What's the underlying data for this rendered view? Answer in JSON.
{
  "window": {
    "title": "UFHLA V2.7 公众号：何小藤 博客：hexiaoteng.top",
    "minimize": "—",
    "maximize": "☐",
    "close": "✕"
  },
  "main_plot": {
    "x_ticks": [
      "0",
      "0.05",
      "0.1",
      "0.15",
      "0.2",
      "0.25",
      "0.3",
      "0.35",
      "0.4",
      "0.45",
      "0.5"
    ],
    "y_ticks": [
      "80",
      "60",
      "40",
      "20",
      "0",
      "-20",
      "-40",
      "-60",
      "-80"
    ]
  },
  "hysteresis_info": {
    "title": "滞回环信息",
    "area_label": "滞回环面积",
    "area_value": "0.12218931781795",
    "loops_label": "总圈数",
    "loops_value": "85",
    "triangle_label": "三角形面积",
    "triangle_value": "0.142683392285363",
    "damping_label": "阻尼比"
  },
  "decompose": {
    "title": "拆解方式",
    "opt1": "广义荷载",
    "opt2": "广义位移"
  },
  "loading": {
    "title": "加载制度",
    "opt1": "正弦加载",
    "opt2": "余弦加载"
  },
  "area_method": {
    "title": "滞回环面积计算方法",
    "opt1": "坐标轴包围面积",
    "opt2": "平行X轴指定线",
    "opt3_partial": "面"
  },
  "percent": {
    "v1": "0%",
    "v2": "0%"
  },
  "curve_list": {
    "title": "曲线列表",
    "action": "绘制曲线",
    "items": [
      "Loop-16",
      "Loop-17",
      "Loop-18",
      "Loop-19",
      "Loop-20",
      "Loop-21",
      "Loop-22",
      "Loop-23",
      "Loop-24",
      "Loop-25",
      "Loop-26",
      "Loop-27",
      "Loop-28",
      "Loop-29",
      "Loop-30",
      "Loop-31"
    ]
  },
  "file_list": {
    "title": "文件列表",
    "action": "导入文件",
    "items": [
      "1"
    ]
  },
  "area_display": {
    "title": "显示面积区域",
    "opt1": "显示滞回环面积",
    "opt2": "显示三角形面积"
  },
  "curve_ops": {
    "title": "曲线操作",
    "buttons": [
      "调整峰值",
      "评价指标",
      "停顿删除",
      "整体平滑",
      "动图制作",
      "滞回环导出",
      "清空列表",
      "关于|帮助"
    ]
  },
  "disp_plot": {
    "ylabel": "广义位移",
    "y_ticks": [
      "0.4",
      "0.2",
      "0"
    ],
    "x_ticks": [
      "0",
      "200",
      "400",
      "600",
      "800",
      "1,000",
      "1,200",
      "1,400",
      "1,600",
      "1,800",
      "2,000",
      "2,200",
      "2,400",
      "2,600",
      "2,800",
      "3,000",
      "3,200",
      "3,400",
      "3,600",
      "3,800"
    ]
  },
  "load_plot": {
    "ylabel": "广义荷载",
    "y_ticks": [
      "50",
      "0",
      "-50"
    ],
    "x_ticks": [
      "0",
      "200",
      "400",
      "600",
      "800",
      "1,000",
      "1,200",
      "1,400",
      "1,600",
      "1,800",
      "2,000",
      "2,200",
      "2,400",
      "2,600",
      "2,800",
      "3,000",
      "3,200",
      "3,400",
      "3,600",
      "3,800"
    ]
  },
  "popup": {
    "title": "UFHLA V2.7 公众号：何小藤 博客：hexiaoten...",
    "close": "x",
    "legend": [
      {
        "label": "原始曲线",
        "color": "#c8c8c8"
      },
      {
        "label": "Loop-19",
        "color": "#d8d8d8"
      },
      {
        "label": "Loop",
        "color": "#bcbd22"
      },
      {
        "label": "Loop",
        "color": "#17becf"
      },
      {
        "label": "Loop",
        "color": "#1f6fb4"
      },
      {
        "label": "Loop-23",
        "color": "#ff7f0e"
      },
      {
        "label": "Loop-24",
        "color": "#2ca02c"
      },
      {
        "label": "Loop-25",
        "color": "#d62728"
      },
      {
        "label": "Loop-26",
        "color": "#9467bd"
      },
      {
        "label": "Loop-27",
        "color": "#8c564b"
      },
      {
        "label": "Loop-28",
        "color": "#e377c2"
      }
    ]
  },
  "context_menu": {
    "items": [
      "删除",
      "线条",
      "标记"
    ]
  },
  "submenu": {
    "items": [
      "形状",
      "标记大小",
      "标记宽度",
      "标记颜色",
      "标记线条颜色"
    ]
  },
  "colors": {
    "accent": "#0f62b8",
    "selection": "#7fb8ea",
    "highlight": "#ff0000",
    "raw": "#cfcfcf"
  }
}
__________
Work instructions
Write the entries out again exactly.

Answer for this exercise
What's the underlying data for this rendered view? Answer in JSON.
{
  "window": {
    "title": "UFHLA V2.7 公众号：何小藤 博客：hexiaoteng.top",
    "minimize": "—",
    "maximize": "☐",
    "close": "✕"
  },
  "main_plot": {
    "x_ticks": [
      "0",
      "0.05",
      "0.1",
      "0.15",
      "0.2",
      "0.25",
      "0.3",
      "0.35",
      "0.4",
      "0.45",
      "0.5"
    ],
    "y_ticks": [
      "80",
      "60",
      "40",
      "20",
      "0",
      "-20",
      "-40",
      "-60",
      "-80"
    ]
  },
  "hysteresis_info": {
    "title": "滞回环信息",
    "area_label": "滞回环面积",
    "area_value": "0.12218931781795",
    "loops_label": "总圈数",
    "loops_value": "85",
    "triangle_label": "三角形面积",
    "triangle_value": "0.142683392285363",
    "damping_label": "阻尼比"
  },
  "decompose": {
    "title": "拆解方式",
    "opt1": "广义荷载",
    "opt2": "广义位移"
  },
  "loading": {
    "title": "加载制度",
    "opt1": "正弦加载",
    "opt2": "余弦加载"
  },
  "area_method": {
    "title": "滞回环面积计算方法",
    "opt1": "坐标轴包围面积",
    "opt2": "平行X轴指定线",
    "opt3_partial": "面"
  },
  "percent": {
    "v1": "0%",
    "v2": "0%"
  },
  "curve_list": {
    "title": "曲线列表",
    "action": "绘制曲线",
    "items": [
      "Loop-16",
      "Loop-17",
      "Loop-18",
      "Loop-19",
      "Loop-20",
      "Loop-21",
      "Loop-22",
      "Loop-23",
      "Loop-24",
      "Loop-25",
      "Loop-26",
      "Loop-27",
      "Loop-28",
      "Loop-29",
      "Loop-30",
      "Loop-31"
    ]
  },
  "file_list": {
    "title": "文件列表",
    "action": "导入文件",
    "items": [
      "1"
    ]
  },
  "area_display": {
    "title": "显示面积区域",
    "opt1": "显示滞回环面积",
    "opt2": "显示三角形面积"
  },
  "curve_ops": {
    "title": "曲线操作",
    "buttons": [
      "调整峰值",
      "评价指标",
      "停顿删除",
      "整体平滑",
      "动图制作",
      "滞回环导出",
      "清空列表",
      "关于|帮助"
    ]
  },
  "disp_plot": {
    "ylabel": "广义位移",
    "y_ticks": [
      "0.4",
      "0.2",
      "0"
    ],
    "x_ticks": [
      "0",
      "200",
      "400",
      "600",
      "800",
      "1,000",
      "1,200",
      "1,400",
      "1,600",
      "1,800",
      "2,000",
      "2,200",
      "2,400",
      "2,600",
      "2,800",
      "3,000",
      "3,200",
      "3,400",
      "3,600",
      "3,800"
    ]
  },
  "load_plot": {
    "ylabel": "广义荷载",
    "y_ticks": [
      "50",
      "0",
      "-50"
    ],
    "x_ticks": [
      "0",
      "200",
      "400",
      "600",
      "800",
      "1,000",
      "1,200",
      "1,400",
      "1,600",
      "1,800",
      "2,000",
      "2,200",
      "2,400",
      "2,600",
      "2,800",
      "3,000",
      "3,200",
      "3,400",
      "3,600",
      "3,800"
    ]
  },
  "popup": {
    "title": "UFHLA V2.7 公众号：何小藤 博客：hexiaoten...",
    "close": "x",
    "legend": [
      {
        "label": "原始曲线",
        "color": "#c8c8c8"
      },
      {
        "label": "Loop-19",
        "color": "#d8d8d8"
      },
      {
        "label": "Loop",
        "color": "#bcbd22"
      },
      {
        "label": "Loop",
        "color": "#17becf"
      },
      {
        "label": "Loop",
        "color": "#1f6fb4"
      },
      {
        "label": "Loop-23",
        "color": "#ff7f0e"
      },
      {
        "label": "Loop-24",
        "color": "#2ca02c"
      },
      {
        "label": "Loop-25",
        "color": "#d62728"
      },
      {
        "label": "Loop-26",
        "color": "#9467bd"
      },
      {
        "label": "Loop-27",
        "color": "#8c564b"
      },
      {
        "label": "Loop-28",
        "color": "#e377c2"
      }
    ]
  },
  "context_menu": {
    "items": [
      "删除",
      "线条",
      "标记"
    ]
  },
  "submenu": {
    "items": [
      "形状",
      "标记大小",
      "标记宽度",
      "标记颜色",
      "标记线条颜色"
    ]
  },
  "colors": {
    "accent": "#0f62b8",
    "selection": "#7fb8ea",
    "highlight": "#ff0000",
    "raw": "#cfcfcf"
  }
}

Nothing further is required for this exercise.